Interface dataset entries
=== Section Start ===

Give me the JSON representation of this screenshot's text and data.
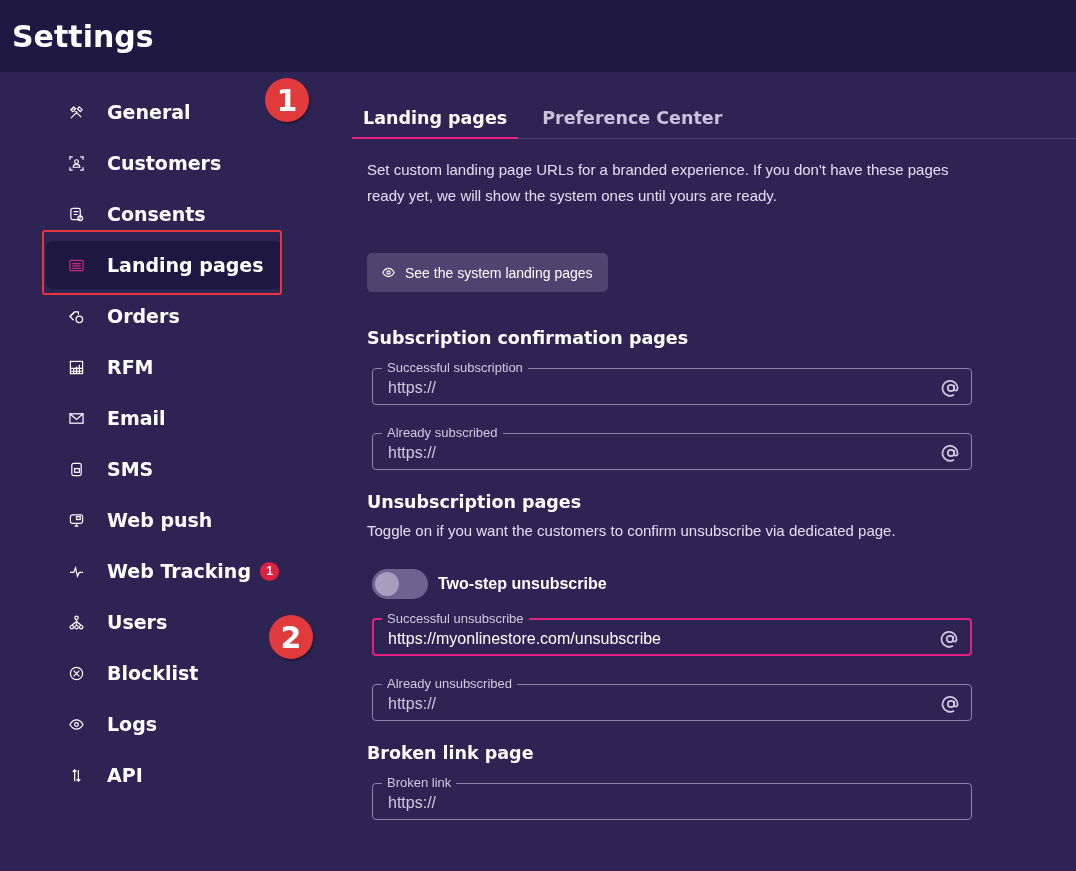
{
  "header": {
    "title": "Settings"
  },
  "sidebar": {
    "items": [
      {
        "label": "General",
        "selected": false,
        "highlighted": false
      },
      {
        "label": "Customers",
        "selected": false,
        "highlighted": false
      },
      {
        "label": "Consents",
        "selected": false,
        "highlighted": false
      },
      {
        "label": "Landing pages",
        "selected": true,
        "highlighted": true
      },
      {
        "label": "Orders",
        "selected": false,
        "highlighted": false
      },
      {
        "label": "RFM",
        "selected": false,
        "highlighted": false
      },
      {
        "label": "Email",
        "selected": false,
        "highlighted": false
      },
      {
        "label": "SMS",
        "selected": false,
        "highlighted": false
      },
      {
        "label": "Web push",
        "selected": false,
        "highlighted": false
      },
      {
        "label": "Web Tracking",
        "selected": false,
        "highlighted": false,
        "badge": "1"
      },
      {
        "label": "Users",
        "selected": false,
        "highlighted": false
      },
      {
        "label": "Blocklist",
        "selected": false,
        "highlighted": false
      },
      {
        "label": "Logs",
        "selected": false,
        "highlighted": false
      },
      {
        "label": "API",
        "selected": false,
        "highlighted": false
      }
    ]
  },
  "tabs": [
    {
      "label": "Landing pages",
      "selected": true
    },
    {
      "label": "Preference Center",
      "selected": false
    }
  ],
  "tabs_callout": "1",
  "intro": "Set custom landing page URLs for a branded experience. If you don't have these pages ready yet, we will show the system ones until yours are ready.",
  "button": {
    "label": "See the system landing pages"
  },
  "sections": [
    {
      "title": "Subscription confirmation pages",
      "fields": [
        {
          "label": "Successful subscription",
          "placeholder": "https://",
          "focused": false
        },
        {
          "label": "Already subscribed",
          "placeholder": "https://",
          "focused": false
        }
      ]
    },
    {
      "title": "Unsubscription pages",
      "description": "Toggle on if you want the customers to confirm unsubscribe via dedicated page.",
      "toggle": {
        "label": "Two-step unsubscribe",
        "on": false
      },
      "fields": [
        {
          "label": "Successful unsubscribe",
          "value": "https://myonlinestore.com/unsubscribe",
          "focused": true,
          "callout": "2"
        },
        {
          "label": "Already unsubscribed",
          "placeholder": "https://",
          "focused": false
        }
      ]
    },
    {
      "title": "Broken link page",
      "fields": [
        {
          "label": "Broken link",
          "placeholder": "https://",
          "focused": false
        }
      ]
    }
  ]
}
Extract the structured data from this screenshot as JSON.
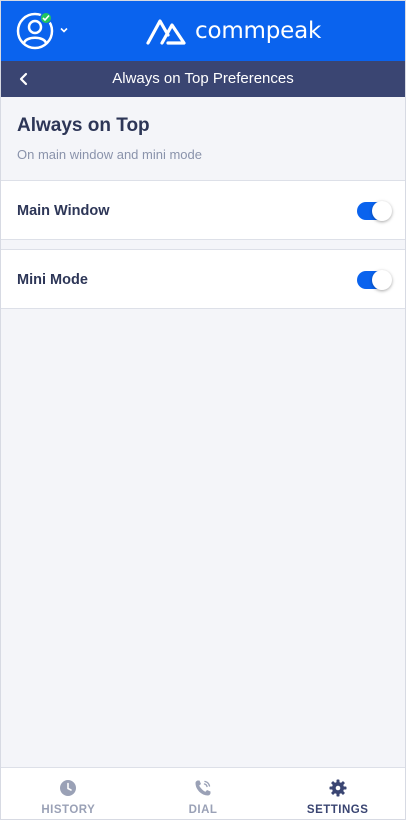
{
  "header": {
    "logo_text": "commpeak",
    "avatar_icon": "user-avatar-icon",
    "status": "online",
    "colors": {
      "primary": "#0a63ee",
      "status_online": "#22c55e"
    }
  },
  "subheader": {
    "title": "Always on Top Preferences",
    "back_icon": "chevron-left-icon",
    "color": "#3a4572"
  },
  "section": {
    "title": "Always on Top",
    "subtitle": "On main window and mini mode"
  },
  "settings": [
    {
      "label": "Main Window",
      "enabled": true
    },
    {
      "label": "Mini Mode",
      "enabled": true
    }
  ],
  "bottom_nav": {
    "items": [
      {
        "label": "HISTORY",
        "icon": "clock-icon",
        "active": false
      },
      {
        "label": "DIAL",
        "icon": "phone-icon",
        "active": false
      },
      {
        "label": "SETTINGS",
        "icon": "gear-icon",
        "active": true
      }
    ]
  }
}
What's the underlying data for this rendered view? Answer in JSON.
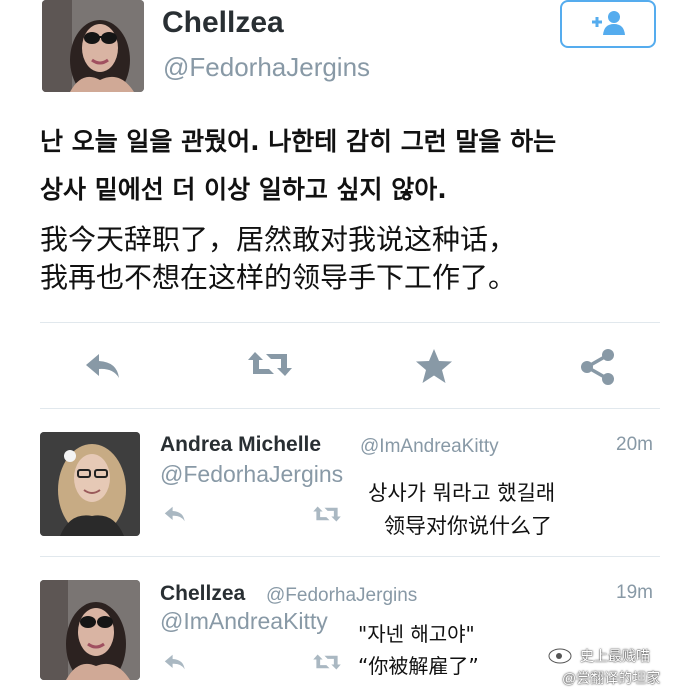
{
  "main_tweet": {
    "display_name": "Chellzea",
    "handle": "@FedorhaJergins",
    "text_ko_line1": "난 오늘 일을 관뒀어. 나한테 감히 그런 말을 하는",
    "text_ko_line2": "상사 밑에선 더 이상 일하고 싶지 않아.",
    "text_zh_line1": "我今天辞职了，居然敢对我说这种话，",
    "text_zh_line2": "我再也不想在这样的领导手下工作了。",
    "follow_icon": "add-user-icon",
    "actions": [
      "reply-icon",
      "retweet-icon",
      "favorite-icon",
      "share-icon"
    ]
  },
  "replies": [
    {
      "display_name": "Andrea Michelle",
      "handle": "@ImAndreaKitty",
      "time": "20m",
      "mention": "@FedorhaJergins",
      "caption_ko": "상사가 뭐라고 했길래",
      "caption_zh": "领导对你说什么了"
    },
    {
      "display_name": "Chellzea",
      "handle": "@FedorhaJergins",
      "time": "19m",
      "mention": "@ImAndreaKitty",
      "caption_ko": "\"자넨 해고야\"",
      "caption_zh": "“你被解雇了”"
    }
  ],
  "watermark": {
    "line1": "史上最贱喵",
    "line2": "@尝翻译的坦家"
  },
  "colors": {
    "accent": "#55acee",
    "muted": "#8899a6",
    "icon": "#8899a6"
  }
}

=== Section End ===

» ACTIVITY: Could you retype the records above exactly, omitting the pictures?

» OUTPUT OF THE EXERCISE:
Give me the JSON representation of this screenshot's text and data.
{
  "header": {
    "title": "Settings"
  },
  "sidebar": {
    "items": [
      {
        "label": "General",
        "selected": false,
        "highlighted": false
      },
      {
        "label": "Customers",
        "selected": false,
        "highlighted": false
      },
      {
        "label": "Consents",
        "selected": false,
        "highlighted": false
      },
      {
        "label": "Landing pages",
        "selected": true,
        "highlighted": true
      },
      {
        "label": "Orders",
        "selected": false,
        "highlighted": false
      },
      {
        "label": "RFM",
        "selected": false,
        "highlighted": false
      },
      {
        "label": "Email",
        "selected": false,
        "highlighted": false
      },
      {
        "label": "SMS",
        "selected": false,
        "highlighted": false
      },
      {
        "label": "Web push",
        "selected": false,
        "highlighted": false
      },
      {
        "label": "Web Tracking",
        "selected": false,
        "highlighted": false,
        "badge": "1"
      },
      {
        "label": "Users",
        "selected": false,
        "highlighted": false
      },
      {
        "label": "Blocklist",
        "selected": false,
        "highlighted": false
      },
      {
        "label": "Logs",
        "selected": false,
        "highlighted": false
      },
      {
        "label": "API",
        "selected": false,
        "highlighted": false
      }
    ]
  },
  "tabs": [
    {
      "label": "Landing pages",
      "selected": true
    },
    {
      "label": "Preference Center",
      "selected": false
    }
  ],
  "tabs_callout": "1",
  "intro": "Set custom landing page URLs for a branded experience. If you don't have these pages ready yet, we will show the system ones until yours are ready.",
  "button": {
    "label": "See the system landing pages"
  },
  "sections": [
    {
      "title": "Subscription confirmation pages",
      "fields": [
        {
          "label": "Successful subscription",
          "placeholder": "https://",
          "focused": false
        },
        {
          "label": "Already subscribed",
          "placeholder": "https://",
          "focused": false
        }
      ]
    },
    {
      "title": "Unsubscription pages",
      "description": "Toggle on if you want the customers to confirm unsubscribe via dedicated page.",
      "toggle": {
        "label": "Two-step unsubscribe",
        "on": false
      },
      "fields": [
        {
          "label": "Successful unsubscribe",
          "value": "https://myonlinestore.com/unsubscribe",
          "focused": true,
          "callout": "2"
        },
        {
          "label": "Already unsubscribed",
          "placeholder": "https://",
          "focused": false
        }
      ]
    },
    {
      "title": "Broken link page",
      "fields": [
        {
          "label": "Broken link",
          "placeholder": "https://",
          "focused": false
        }
      ]
    }
  ]
}
Extract the structured data from this screenshot as JSON.
{
  "header": {
    "logo_text": "commpeak",
    "avatar_icon": "user-avatar-icon",
    "status": "online",
    "colors": {
      "primary": "#0a63ee",
      "status_online": "#22c55e"
    }
  },
  "subheader": {
    "title": "Always on Top Preferences",
    "back_icon": "chevron-left-icon",
    "color": "#3a4572"
  },
  "section": {
    "title": "Always on Top",
    "subtitle": "On main window and mini mode"
  },
  "settings": [
    {
      "label": "Main Window",
      "enabled": true
    },
    {
      "label": "Mini Mode",
      "enabled": true
    }
  ],
  "bottom_nav": {
    "items": [
      {
        "label": "HISTORY",
        "icon": "clock-icon",
        "active": false
      },
      {
        "label": "DIAL",
        "icon": "phone-icon",
        "active": false
      },
      {
        "label": "SETTINGS",
        "icon": "gear-icon",
        "active": true
      }
    ]
  }
}
What's the underlying data for this rendered view? Answer in JSON.
{
  "main_tweet": {
    "display_name": "Chellzea",
    "handle": "@FedorhaJergins",
    "text_ko_line1": "난 오늘 일을 관뒀어. 나한테 감히 그런 말을 하는",
    "text_ko_line2": "상사 밑에선 더 이상 일하고 싶지 않아.",
    "text_zh_line1": "我今天辞职了，居然敢对我说这种话，",
    "text_zh_line2": "我再也不想在这样的领导手下工作了。",
    "follow_icon": "add-user-icon",
    "actions": [
      "reply-icon",
      "retweet-icon",
      "favorite-icon",
      "share-icon"
    ]
  },
  "replies": [
    {
      "display_name": "Andrea Michelle",
      "handle": "@ImAndreaKitty",
      "time": "20m",
      "mention": "@FedorhaJergins",
      "caption_ko": "상사가 뭐라고 했길래",
      "caption_zh": "领导对你说什么了"
    },
    {
      "display_name": "Chellzea",
      "handle": "@FedorhaJergins",
      "time": "19m",
      "mention": "@ImAndreaKitty",
      "caption_ko": "\"자넨 해고야\"",
      "caption_zh": "“你被解雇了”"
    }
  ],
  "watermark": {
    "line1": "史上最贱喵",
    "line2": "@尝翻译的坦家"
  },
  "colors": {
    "accent": "#55acee",
    "muted": "#8899a6",
    "icon": "#8899a6"
  }
}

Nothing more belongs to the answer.